▶ **HOW TO COMPLETE THIS TASK**: The answer must be every line of the records in which the string "icon" appears.

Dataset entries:
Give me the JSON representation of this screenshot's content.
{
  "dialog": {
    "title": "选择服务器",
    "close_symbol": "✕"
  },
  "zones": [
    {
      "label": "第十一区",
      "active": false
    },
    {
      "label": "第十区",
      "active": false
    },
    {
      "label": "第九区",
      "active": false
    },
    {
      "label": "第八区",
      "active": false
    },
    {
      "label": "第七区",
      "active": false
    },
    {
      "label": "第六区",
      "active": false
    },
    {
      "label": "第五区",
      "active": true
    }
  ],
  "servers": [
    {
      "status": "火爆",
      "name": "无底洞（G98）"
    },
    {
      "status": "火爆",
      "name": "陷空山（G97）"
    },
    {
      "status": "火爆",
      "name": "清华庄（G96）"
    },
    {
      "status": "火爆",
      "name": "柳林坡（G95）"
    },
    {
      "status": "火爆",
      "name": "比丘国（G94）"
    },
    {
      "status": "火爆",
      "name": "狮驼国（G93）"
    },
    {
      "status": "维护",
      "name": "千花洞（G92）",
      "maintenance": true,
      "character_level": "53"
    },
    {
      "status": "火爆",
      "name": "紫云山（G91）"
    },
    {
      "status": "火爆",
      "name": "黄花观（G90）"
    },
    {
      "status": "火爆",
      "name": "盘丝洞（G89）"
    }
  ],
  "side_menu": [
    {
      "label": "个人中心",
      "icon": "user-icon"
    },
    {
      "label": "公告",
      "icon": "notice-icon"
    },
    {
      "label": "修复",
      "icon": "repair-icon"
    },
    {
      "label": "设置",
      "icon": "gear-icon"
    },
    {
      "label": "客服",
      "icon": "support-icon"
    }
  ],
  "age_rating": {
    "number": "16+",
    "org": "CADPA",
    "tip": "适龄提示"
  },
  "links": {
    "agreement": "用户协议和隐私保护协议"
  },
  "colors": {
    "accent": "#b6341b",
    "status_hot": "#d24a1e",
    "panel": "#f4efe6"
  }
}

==

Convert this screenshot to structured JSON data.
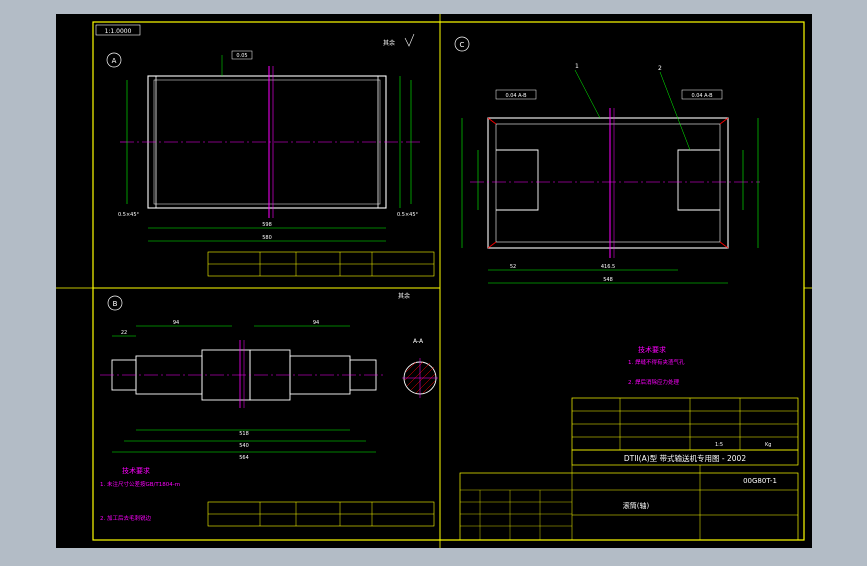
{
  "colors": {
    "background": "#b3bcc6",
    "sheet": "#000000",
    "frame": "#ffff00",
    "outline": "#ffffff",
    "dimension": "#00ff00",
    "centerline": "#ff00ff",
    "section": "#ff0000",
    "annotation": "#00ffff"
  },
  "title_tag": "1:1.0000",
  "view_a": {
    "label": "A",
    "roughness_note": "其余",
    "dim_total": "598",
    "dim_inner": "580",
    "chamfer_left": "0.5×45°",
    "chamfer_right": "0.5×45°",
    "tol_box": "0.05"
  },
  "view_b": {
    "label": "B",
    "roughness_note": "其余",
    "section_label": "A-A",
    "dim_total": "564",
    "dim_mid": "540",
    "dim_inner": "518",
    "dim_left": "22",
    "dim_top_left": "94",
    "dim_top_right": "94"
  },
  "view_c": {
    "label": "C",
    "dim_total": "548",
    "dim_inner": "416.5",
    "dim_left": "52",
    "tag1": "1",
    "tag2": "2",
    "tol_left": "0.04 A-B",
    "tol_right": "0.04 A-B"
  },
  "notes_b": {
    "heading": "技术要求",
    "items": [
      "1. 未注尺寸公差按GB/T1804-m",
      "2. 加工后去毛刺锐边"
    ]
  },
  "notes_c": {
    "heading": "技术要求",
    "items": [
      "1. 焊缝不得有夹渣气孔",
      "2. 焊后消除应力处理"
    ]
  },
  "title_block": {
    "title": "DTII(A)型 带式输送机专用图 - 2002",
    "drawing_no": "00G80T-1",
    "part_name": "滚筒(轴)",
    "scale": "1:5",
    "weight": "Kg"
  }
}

▶ **PROBLEM SOLUTION**:
      "icon": "user-icon"
      "icon": "notice-icon"
      "icon": "repair-icon"
      "icon": "gear-icon"
      "icon": "support-icon"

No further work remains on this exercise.